House Democratic Leadership Hold News Conference At Capitol
House Democratic Leadership Hold News Conference At Capitol / Drew Angerer/GettyImages

US Rep Brendan Boyle, a democrat from Pennsylvania, accused a few college football programs for ruining the sport -- this in response to the subcommittee of the House Education and the Workforce Committee scheduling a hearing next Tuesday, titled “Safeguarding student-athletes from NLRB misclassification."

"Rather than having yet another hearing on NIL or this, maybe we should hold a hearing on what’s really hurting college football: the tremendous greed on the part of a few programs and conferences that is threatening to ruin the sport," Boyle posted on X.

On3's Peter Nakos reports that the focus of this meeting will be on labor rulings as opposed to enacting NIL guidelines.

"Unlike past hearings focused on enacting guidelines in name, image and likeness, next Tuesday’s legislative hearing will be aimed at tackling labor rulings that could reshape the future of college sports," he wrote.

College football's NIL rules have been deemed a 'disaster' by former head coach and current senator Tommy Tuberville

NIL seems to be one of the few issues capable of bringing together the left and the right on the United States political spectrum. Of course it would be an issue pertaining to young people making money at the expense of millionaires.

Republican senator Tommy Tuberville from Alabama, a former Auburn football head coach and the current senior senator from his state, has called NIL a disaster.

“Today we are meeting with coaches, athletic directors and administrators from several different conferences here in Washington, D.C., talking about the disastrous new NIL rules,” Tuberville prefaced before saying, “And they are a disaster.”

That was in June 2023, and not much, if anything, has been done to curtail the current system. If anything, the doors were blown open in December when just about every student in the country was given a transfer waiver.

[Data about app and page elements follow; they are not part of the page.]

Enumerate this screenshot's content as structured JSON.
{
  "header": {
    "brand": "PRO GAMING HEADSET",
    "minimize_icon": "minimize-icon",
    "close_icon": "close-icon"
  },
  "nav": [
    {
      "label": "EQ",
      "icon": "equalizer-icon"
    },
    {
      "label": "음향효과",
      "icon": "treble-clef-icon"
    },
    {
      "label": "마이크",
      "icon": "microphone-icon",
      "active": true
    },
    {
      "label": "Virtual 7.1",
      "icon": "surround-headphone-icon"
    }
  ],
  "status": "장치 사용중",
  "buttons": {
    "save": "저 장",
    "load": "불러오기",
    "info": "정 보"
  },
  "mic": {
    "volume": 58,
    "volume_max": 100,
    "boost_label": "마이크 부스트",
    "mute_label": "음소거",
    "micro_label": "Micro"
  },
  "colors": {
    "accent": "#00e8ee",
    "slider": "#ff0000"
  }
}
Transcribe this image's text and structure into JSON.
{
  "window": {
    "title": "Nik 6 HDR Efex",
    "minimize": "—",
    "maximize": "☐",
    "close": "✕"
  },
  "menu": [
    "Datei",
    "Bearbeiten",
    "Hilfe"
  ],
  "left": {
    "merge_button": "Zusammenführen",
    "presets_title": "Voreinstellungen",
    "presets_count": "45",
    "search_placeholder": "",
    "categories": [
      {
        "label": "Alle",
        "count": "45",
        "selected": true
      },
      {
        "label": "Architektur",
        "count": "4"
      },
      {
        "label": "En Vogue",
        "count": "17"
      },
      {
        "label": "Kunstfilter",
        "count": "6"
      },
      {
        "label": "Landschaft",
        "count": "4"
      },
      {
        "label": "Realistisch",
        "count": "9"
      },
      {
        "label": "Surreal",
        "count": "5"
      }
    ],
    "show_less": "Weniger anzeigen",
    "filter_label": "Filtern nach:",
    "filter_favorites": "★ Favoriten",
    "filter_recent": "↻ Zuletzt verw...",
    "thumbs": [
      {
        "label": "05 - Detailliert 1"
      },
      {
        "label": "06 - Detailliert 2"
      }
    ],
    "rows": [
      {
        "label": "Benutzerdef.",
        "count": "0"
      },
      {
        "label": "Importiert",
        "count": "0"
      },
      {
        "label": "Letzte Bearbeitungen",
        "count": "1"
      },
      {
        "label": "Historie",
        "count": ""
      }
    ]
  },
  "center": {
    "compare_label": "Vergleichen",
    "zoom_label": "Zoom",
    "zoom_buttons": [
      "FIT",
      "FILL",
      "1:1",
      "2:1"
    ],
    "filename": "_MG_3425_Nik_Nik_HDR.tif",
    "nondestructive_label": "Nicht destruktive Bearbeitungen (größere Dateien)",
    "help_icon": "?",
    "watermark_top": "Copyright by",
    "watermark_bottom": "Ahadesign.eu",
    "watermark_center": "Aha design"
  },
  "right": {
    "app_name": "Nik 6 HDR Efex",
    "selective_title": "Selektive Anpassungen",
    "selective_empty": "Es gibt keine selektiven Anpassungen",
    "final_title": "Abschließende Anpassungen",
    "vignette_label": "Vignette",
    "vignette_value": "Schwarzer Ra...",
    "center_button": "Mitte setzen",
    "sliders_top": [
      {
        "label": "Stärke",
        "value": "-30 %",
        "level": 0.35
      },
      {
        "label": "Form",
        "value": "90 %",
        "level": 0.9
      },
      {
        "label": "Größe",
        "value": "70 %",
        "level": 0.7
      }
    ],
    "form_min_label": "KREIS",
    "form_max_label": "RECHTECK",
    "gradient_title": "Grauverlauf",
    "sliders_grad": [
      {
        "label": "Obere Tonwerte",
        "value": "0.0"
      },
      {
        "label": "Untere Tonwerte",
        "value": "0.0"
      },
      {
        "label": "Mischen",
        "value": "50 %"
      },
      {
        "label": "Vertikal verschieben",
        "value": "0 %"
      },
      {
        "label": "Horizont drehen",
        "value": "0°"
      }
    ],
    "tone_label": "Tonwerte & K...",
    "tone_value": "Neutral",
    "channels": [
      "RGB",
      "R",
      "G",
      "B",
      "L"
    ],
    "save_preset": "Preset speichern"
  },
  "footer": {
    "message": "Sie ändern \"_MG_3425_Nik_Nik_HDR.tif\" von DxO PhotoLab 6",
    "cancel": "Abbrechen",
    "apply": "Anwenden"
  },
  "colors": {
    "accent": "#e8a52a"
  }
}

Time will tell how this goes, but very few, if any pundits, believe this will end well for all parties involved.